Matt Lindstrom's wife, Gwen, disappeared without a trace in 1988. He was suspected of her murder at the time, but without a body to prove her death, Matt wasn't charged with a crime. Shunned by his community, he eventually lands in British Columbia.
Fourteen years later, Matt receives an anonymous phone call from a man who says his wife is living as Ardis Coleman in northern California. Curiosity gets the better of Matt and he heads to Soledad County in search of his wife and answers.
Gwen/Ardis is a journalist who won a Pulitzer Prize for covering the murders of a gay couple in the local town of Cyanide Wells. She's now in seclusion, writing a book about the crime and living with the town's newspaper editor.
Matt decides to stay in town and plan a confrontation with his wife. He gets a job under an assumed name at the local paper. Ardis vanishes before Matt can face her. The story his wife covered is rooted deep in local history. Could it be the reason behind her disappearance? Matt Lindstrom hopes to find vindication in Cyanide Wells.
Fictitious Soledad County is a fine setting for this Marcia Muller novel. Many folks don't realize that there's a day's drive worth of California above San Francisco. Muller exposes these readers to the quaint, significant history of the state's old mining towns.
Gwen/Ardis turns out to be crazier than first realized. Matt ends up working with his wife's partner Carly. The pair has Ardis and her disappearances in common.

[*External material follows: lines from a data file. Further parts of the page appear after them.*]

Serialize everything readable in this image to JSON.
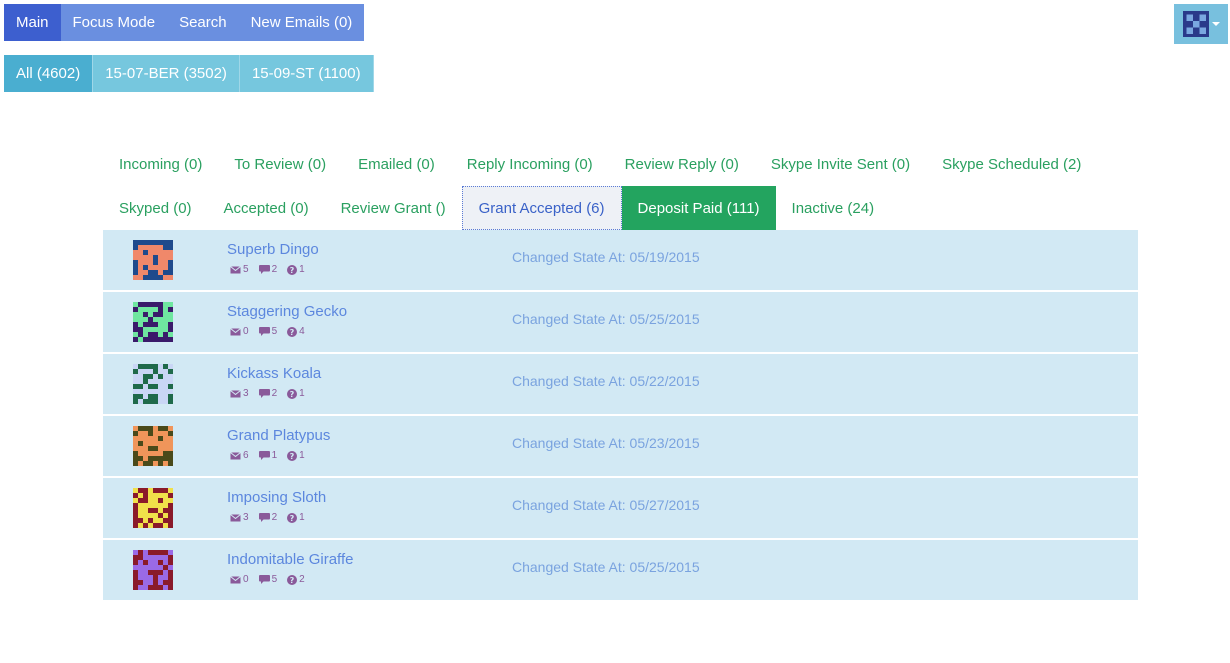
{
  "nav": {
    "items": [
      {
        "label": "Main",
        "active": true
      },
      {
        "label": "Focus Mode",
        "active": false
      },
      {
        "label": "Search",
        "active": false
      },
      {
        "label": "New Emails (0)",
        "active": false
      }
    ]
  },
  "user_menu": {
    "icon": "user-avatar-icon"
  },
  "cohorts": {
    "items": [
      {
        "label": "All (4602)",
        "active": true
      },
      {
        "label": "15-07-BER (3502)",
        "active": false
      },
      {
        "label": "15-09-ST (1100)",
        "active": false
      }
    ]
  },
  "tabs": {
    "row1": [
      {
        "label": "Incoming (0)"
      },
      {
        "label": "To Review (0)"
      },
      {
        "label": "Emailed (0)"
      },
      {
        "label": "Reply Incoming (0)"
      },
      {
        "label": "Review Reply (0)"
      },
      {
        "label": "Skype Invite Sent (0)"
      },
      {
        "label": "Skype Scheduled (2)"
      }
    ],
    "row2": [
      {
        "label": "Skyped (0)"
      },
      {
        "label": "Accepted (0)"
      },
      {
        "label": "Review Grant ()"
      },
      {
        "label": "Grant Accepted (6)",
        "state": "focused"
      },
      {
        "label": "Deposit Paid (111)",
        "state": "active"
      },
      {
        "label": "Inactive (24)"
      }
    ]
  },
  "applicants": [
    {
      "name": "Superb Dingo",
      "emails": "5",
      "comments": "2",
      "questions": "1",
      "changed": "Changed State At: 05/19/2015",
      "avatar_fg": "#f0886a",
      "avatar_bg": "#1f4a8c"
    },
    {
      "name": "Staggering Gecko",
      "emails": "0",
      "comments": "5",
      "questions": "4",
      "changed": "Changed State At: 05/25/2015",
      "avatar_fg": "#6fe6a0",
      "avatar_bg": "#3a1a6a"
    },
    {
      "name": "Kickass Koala",
      "emails": "3",
      "comments": "2",
      "questions": "1",
      "changed": "Changed State At: 05/22/2015",
      "avatar_fg": "#c9d6f5",
      "avatar_bg": "#1f6a4a"
    },
    {
      "name": "Grand Platypus",
      "emails": "6",
      "comments": "1",
      "questions": "1",
      "changed": "Changed State At: 05/23/2015",
      "avatar_fg": "#f0955a",
      "avatar_bg": "#4a4a1a"
    },
    {
      "name": "Imposing Sloth",
      "emails": "3",
      "comments": "2",
      "questions": "1",
      "changed": "Changed State At: 05/27/2015",
      "avatar_fg": "#f0e04a",
      "avatar_bg": "#8a1a2a"
    },
    {
      "name": "Indomitable Giraffe",
      "emails": "0",
      "comments": "5",
      "questions": "2",
      "changed": "Changed State At: 05/25/2015",
      "avatar_fg": "#9a6ae6",
      "avatar_bg": "#8a1a2a"
    }
  ]
}
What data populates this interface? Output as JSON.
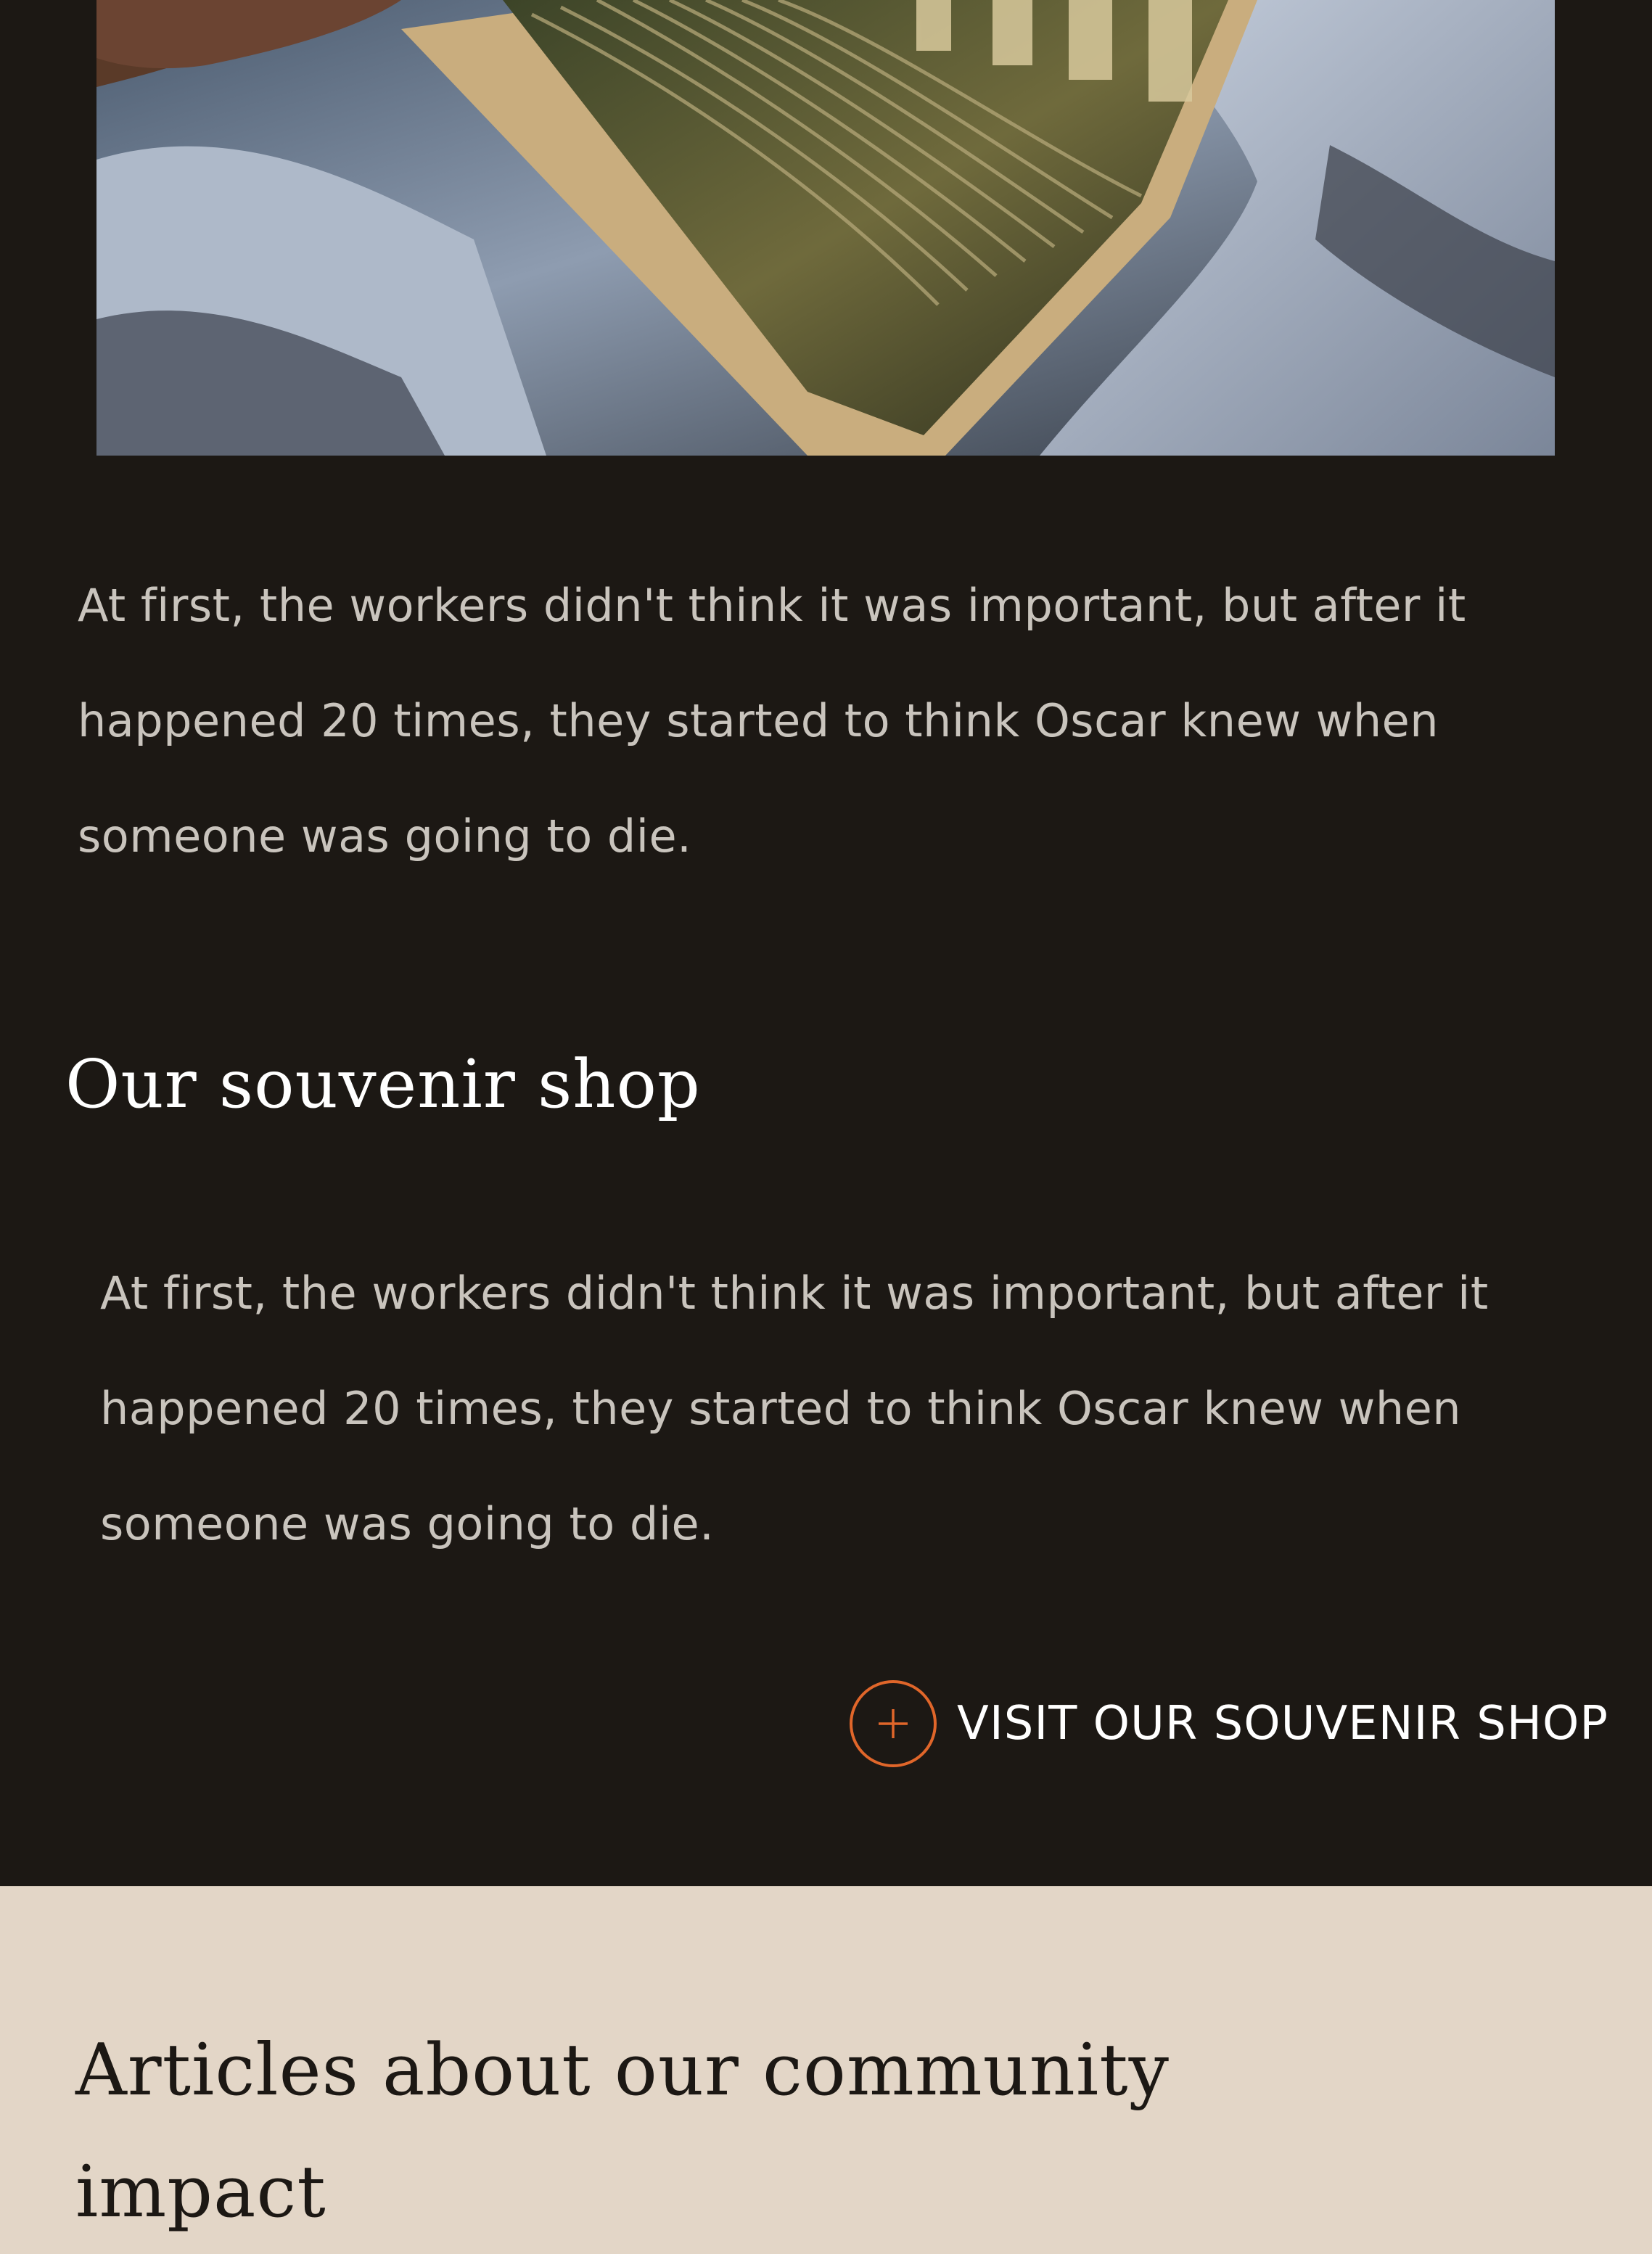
{
  "story": {
    "paragraph": "At first, the workers didn't think it was important, but after it happened 20 times, they started to think Oscar knew when someone was going to die."
  },
  "souvenir_shop": {
    "title": "Our souvenir shop",
    "paragraph": "At first, the workers didn't think it was important, but after it happened 20 times, they started to think Oscar knew when someone was going to die.",
    "link_label": "VISIT OUR SOUVENIR SHOP",
    "link_icon": "plus-circle-icon"
  },
  "articles": {
    "title": "Articles about our community impact"
  },
  "colors": {
    "dark_background": "#1c1814",
    "light_background": "#e3d6c7",
    "accent": "#e0662a",
    "body_text": "#c9c4bd",
    "heading_text": "#ffffff"
  }
}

Cyanide Wells doesn't have many surprises, though it makes an entertaining read. Bravo to Muller for plugging Librarians Index to the Internet (lii.org) in one of the novel's scenes. Any author who knows the value of such a superb reference tool is all right in my book.